Exercise:
Where the data below contains pictures, omit them; output the rest word for word.

Entries supplied:
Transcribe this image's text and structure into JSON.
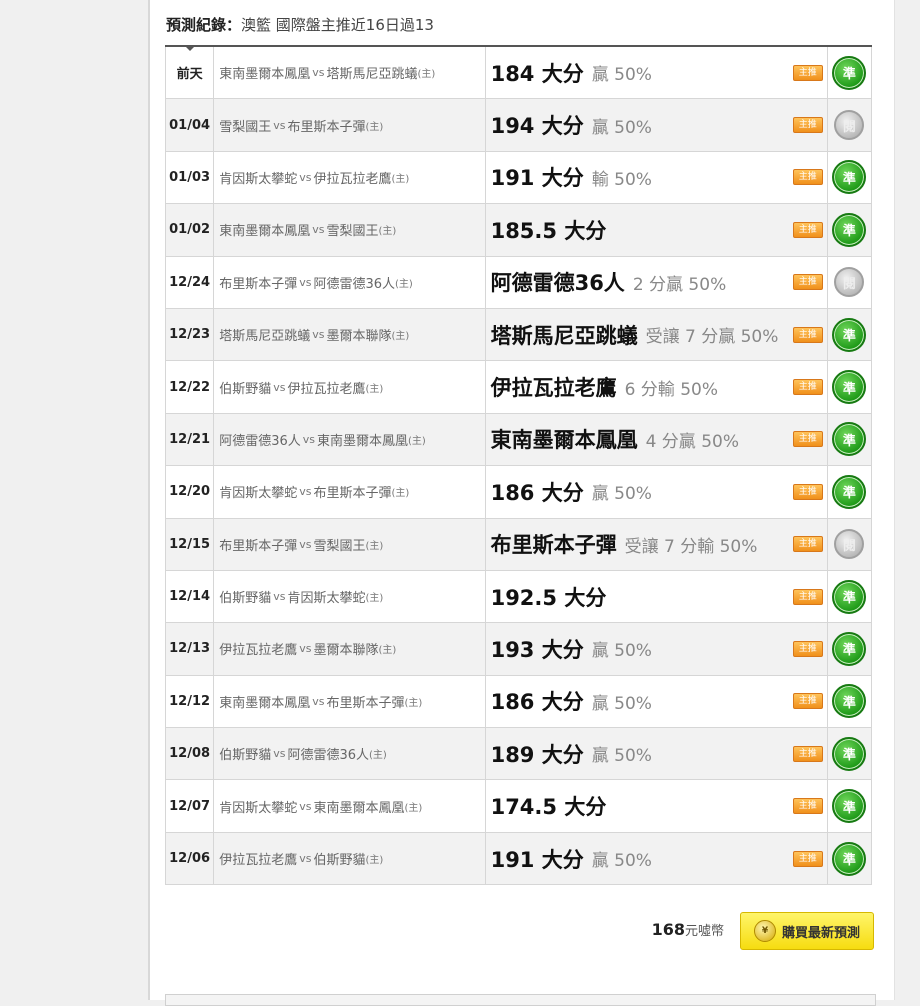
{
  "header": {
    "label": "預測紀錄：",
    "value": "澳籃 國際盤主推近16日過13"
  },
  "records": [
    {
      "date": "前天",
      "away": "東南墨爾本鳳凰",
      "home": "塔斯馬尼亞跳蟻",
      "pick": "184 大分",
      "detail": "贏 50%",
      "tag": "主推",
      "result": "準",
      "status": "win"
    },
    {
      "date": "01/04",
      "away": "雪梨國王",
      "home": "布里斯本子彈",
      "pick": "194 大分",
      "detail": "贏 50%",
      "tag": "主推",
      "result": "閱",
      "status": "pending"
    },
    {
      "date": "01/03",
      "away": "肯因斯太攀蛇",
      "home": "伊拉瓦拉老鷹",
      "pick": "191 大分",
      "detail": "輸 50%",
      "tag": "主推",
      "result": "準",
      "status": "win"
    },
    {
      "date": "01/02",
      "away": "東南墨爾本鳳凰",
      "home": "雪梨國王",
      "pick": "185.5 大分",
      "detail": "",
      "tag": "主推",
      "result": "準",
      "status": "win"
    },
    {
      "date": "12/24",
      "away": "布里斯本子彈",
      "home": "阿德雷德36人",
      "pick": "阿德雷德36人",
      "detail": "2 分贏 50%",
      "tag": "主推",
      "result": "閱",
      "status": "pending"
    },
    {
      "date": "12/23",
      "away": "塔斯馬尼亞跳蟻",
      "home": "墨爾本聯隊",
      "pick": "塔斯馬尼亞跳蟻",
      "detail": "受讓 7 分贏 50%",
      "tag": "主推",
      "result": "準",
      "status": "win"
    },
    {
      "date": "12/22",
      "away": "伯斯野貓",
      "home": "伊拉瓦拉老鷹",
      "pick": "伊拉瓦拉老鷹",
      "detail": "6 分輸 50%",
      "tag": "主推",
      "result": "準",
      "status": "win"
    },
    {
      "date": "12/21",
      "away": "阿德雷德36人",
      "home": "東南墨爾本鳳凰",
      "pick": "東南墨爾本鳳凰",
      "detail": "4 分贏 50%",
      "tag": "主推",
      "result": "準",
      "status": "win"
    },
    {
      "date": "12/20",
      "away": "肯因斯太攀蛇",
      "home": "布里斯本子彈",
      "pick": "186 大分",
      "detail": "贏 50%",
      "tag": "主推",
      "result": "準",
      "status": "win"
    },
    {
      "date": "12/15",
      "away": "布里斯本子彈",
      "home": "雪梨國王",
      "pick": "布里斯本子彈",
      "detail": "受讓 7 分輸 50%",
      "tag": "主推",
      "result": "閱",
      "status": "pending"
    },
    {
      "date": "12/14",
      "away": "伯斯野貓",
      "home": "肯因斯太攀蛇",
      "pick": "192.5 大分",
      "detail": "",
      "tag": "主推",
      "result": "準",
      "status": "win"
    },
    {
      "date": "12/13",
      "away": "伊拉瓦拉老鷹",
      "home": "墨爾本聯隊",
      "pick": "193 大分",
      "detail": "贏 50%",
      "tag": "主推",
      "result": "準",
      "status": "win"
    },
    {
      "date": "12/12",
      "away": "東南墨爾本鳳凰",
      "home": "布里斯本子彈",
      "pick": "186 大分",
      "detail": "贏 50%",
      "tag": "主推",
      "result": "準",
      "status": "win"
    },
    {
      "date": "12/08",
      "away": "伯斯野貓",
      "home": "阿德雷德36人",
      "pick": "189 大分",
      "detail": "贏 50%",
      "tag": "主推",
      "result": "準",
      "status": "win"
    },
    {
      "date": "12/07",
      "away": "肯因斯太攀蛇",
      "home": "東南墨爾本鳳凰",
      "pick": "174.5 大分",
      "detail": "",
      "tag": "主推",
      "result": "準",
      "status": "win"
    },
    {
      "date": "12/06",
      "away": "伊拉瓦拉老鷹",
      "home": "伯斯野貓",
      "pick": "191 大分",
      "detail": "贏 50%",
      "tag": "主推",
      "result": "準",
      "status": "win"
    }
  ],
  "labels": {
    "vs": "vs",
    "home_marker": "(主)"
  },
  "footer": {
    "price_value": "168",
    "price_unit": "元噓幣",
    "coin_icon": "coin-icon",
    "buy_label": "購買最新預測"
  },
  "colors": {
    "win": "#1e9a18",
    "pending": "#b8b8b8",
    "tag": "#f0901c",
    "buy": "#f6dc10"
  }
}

Exercise solution:
Transcribe this image's text and structure into JSON.
{
  "header": {
    "label": "預測紀錄：",
    "value": "澳籃 國際盤主推近16日過13"
  },
  "records": [
    {
      "date": "前天",
      "away": "東南墨爾本鳳凰",
      "home": "塔斯馬尼亞跳蟻",
      "pick": "184 大分",
      "detail": "贏 50%",
      "tag": "主推",
      "result": "準",
      "status": "win"
    },
    {
      "date": "01/04",
      "away": "雪梨國王",
      "home": "布里斯本子彈",
      "pick": "194 大分",
      "detail": "贏 50%",
      "tag": "主推",
      "result": "閱",
      "status": "pending"
    },
    {
      "date": "01/03",
      "away": "肯因斯太攀蛇",
      "home": "伊拉瓦拉老鷹",
      "pick": "191 大分",
      "detail": "輸 50%",
      "tag": "主推",
      "result": "準",
      "status": "win"
    },
    {
      "date": "01/02",
      "away": "東南墨爾本鳳凰",
      "home": "雪梨國王",
      "pick": "185.5 大分",
      "detail": "",
      "tag": "主推",
      "result": "準",
      "status": "win"
    },
    {
      "date": "12/24",
      "away": "布里斯本子彈",
      "home": "阿德雷德36人",
      "pick": "阿德雷德36人",
      "detail": "2 分贏 50%",
      "tag": "主推",
      "result": "閱",
      "status": "pending"
    },
    {
      "date": "12/23",
      "away": "塔斯馬尼亞跳蟻",
      "home": "墨爾本聯隊",
      "pick": "塔斯馬尼亞跳蟻",
      "detail": "受讓 7 分贏 50%",
      "tag": "主推",
      "result": "準",
      "status": "win"
    },
    {
      "date": "12/22",
      "away": "伯斯野貓",
      "home": "伊拉瓦拉老鷹",
      "pick": "伊拉瓦拉老鷹",
      "detail": "6 分輸 50%",
      "tag": "主推",
      "result": "準",
      "status": "win"
    },
    {
      "date": "12/21",
      "away": "阿德雷德36人",
      "home": "東南墨爾本鳳凰",
      "pick": "東南墨爾本鳳凰",
      "detail": "4 分贏 50%",
      "tag": "主推",
      "result": "準",
      "status": "win"
    },
    {
      "date": "12/20",
      "away": "肯因斯太攀蛇",
      "home": "布里斯本子彈",
      "pick": "186 大分",
      "detail": "贏 50%",
      "tag": "主推",
      "result": "準",
      "status": "win"
    },
    {
      "date": "12/15",
      "away": "布里斯本子彈",
      "home": "雪梨國王",
      "pick": "布里斯本子彈",
      "detail": "受讓 7 分輸 50%",
      "tag": "主推",
      "result": "閱",
      "status": "pending"
    },
    {
      "date": "12/14",
      "away": "伯斯野貓",
      "home": "肯因斯太攀蛇",
      "pick": "192.5 大分",
      "detail": "",
      "tag": "主推",
      "result": "準",
      "status": "win"
    },
    {
      "date": "12/13",
      "away": "伊拉瓦拉老鷹",
      "home": "墨爾本聯隊",
      "pick": "193 大分",
      "detail": "贏 50%",
      "tag": "主推",
      "result": "準",
      "status": "win"
    },
    {
      "date": "12/12",
      "away": "東南墨爾本鳳凰",
      "home": "布里斯本子彈",
      "pick": "186 大分",
      "detail": "贏 50%",
      "tag": "主推",
      "result": "準",
      "status": "win"
    },
    {
      "date": "12/08",
      "away": "伯斯野貓",
      "home": "阿德雷德36人",
      "pick": "189 大分",
      "detail": "贏 50%",
      "tag": "主推",
      "result": "準",
      "status": "win"
    },
    {
      "date": "12/07",
      "away": "肯因斯太攀蛇",
      "home": "東南墨爾本鳳凰",
      "pick": "174.5 大分",
      "detail": "",
      "tag": "主推",
      "result": "準",
      "status": "win"
    },
    {
      "date": "12/06",
      "away": "伊拉瓦拉老鷹",
      "home": "伯斯野貓",
      "pick": "191 大分",
      "detail": "贏 50%",
      "tag": "主推",
      "result": "準",
      "status": "win"
    }
  ],
  "labels": {
    "vs": "vs",
    "home_marker": "(主)"
  },
  "footer": {
    "price_value": "168",
    "price_unit": "元噓幣",
    "coin_icon": "coin-icon",
    "buy_label": "購買最新預測"
  },
  "colors": {
    "win": "#1e9a18",
    "pending": "#b8b8b8",
    "tag": "#f0901c",
    "buy": "#f6dc10"
  }
}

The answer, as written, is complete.